Given entries:
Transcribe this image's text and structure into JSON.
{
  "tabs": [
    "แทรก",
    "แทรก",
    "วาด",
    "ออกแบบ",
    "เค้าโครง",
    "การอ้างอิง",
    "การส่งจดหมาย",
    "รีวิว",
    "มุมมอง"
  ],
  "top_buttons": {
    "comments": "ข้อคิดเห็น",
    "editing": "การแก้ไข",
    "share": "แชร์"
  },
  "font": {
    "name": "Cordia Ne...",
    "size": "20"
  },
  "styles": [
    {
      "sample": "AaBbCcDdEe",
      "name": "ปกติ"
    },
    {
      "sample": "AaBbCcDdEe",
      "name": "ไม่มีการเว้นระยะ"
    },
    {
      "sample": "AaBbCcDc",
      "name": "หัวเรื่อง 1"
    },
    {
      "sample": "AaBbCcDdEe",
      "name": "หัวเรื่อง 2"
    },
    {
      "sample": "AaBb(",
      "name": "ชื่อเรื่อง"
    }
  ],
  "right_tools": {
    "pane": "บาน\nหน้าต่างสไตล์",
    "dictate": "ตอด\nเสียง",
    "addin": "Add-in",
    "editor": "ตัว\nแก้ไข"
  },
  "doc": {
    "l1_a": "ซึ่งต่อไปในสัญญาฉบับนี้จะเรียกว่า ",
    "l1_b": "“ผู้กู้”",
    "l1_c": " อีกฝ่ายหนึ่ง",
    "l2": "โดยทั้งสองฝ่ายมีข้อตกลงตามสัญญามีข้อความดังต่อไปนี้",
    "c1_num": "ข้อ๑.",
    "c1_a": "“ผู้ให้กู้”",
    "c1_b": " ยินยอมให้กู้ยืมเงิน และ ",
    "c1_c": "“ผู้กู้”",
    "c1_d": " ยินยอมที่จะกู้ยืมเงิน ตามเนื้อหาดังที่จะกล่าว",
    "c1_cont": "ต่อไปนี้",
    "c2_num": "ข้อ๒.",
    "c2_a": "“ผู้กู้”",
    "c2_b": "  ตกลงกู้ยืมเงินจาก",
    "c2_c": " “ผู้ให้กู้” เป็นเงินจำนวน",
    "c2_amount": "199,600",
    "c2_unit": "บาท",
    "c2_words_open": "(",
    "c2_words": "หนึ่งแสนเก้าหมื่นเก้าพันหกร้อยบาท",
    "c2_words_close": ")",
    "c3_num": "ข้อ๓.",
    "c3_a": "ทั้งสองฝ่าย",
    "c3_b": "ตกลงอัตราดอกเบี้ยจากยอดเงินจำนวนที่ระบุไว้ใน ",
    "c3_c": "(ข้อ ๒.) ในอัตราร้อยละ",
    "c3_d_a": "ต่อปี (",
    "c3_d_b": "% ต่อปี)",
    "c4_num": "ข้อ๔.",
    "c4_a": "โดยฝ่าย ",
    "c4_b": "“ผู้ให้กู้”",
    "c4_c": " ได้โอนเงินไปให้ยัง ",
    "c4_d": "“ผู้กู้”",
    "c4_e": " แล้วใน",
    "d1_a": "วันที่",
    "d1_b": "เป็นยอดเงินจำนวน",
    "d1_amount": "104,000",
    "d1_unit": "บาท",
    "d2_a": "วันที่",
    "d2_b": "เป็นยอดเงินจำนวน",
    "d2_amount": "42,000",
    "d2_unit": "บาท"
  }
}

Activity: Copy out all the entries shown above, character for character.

Exercise response:
Transcribe this image's text and structure into JSON.
{
  "tabs": [
    "แทรก",
    "แทรก",
    "วาด",
    "ออกแบบ",
    "เค้าโครง",
    "การอ้างอิง",
    "การส่งจดหมาย",
    "รีวิว",
    "มุมมอง"
  ],
  "top_buttons": {
    "comments": "ข้อคิดเห็น",
    "editing": "การแก้ไข",
    "share": "แชร์"
  },
  "font": {
    "name": "Cordia Ne...",
    "size": "20"
  },
  "styles": [
    {
      "sample": "AaBbCcDdEe",
      "name": "ปกติ"
    },
    {
      "sample": "AaBbCcDdEe",
      "name": "ไม่มีการเว้นระยะ"
    },
    {
      "sample": "AaBbCcDc",
      "name": "หัวเรื่อง 1"
    },
    {
      "sample": "AaBbCcDdEe",
      "name": "หัวเรื่อง 2"
    },
    {
      "sample": "AaBb(",
      "name": "ชื่อเรื่อง"
    }
  ],
  "right_tools": {
    "pane": "บาน\nหน้าต่างสไตล์",
    "dictate": "ตอด\nเสียง",
    "addin": "Add-in",
    "editor": "ตัว\nแก้ไข"
  },
  "doc": {
    "l1_a": "ซึ่งต่อไปในสัญญาฉบับนี้จะเรียกว่า ",
    "l1_b": "“ผู้กู้”",
    "l1_c": " อีกฝ่ายหนึ่ง",
    "l2": "โดยทั้งสองฝ่ายมีข้อตกลงตามสัญญามีข้อความดังต่อไปนี้",
    "c1_num": "ข้อ๑.",
    "c1_a": "“ผู้ให้กู้”",
    "c1_b": " ยินยอมให้กู้ยืมเงิน และ ",
    "c1_c": "“ผู้กู้”",
    "c1_d": " ยินยอมที่จะกู้ยืมเงิน ตามเนื้อหาดังที่จะกล่าว",
    "c1_cont": "ต่อไปนี้",
    "c2_num": "ข้อ๒.",
    "c2_a": "“ผู้กู้”",
    "c2_b": "  ตกลงกู้ยืมเงินจาก",
    "c2_c": " “ผู้ให้กู้” เป็นเงินจำนวน",
    "c2_amount": "199,600",
    "c2_unit": "บาท",
    "c2_words_open": "(",
    "c2_words": "หนึ่งแสนเก้าหมื่นเก้าพันหกร้อยบาท",
    "c2_words_close": ")",
    "c3_num": "ข้อ๓.",
    "c3_a": "ทั้งสองฝ่าย",
    "c3_b": "ตกลงอัตราดอกเบี้ยจากยอดเงินจำนวนที่ระบุไว้ใน ",
    "c3_c": "(ข้อ ๒.) ในอัตราร้อยละ",
    "c3_d_a": "ต่อปี (",
    "c3_d_b": "% ต่อปี)",
    "c4_num": "ข้อ๔.",
    "c4_a": "โดยฝ่าย ",
    "c4_b": "“ผู้ให้กู้”",
    "c4_c": " ได้โอนเงินไปให้ยัง ",
    "c4_d": "“ผู้กู้”",
    "c4_e": " แล้วใน",
    "d1_a": "วันที่",
    "d1_b": "เป็นยอดเงินจำนวน",
    "d1_amount": "104,000",
    "d1_unit": "บาท",
    "d2_a": "วันที่",
    "d2_b": "เป็นยอดเงินจำนวน",
    "d2_amount": "42,000",
    "d2_unit": "บาท"
  }
}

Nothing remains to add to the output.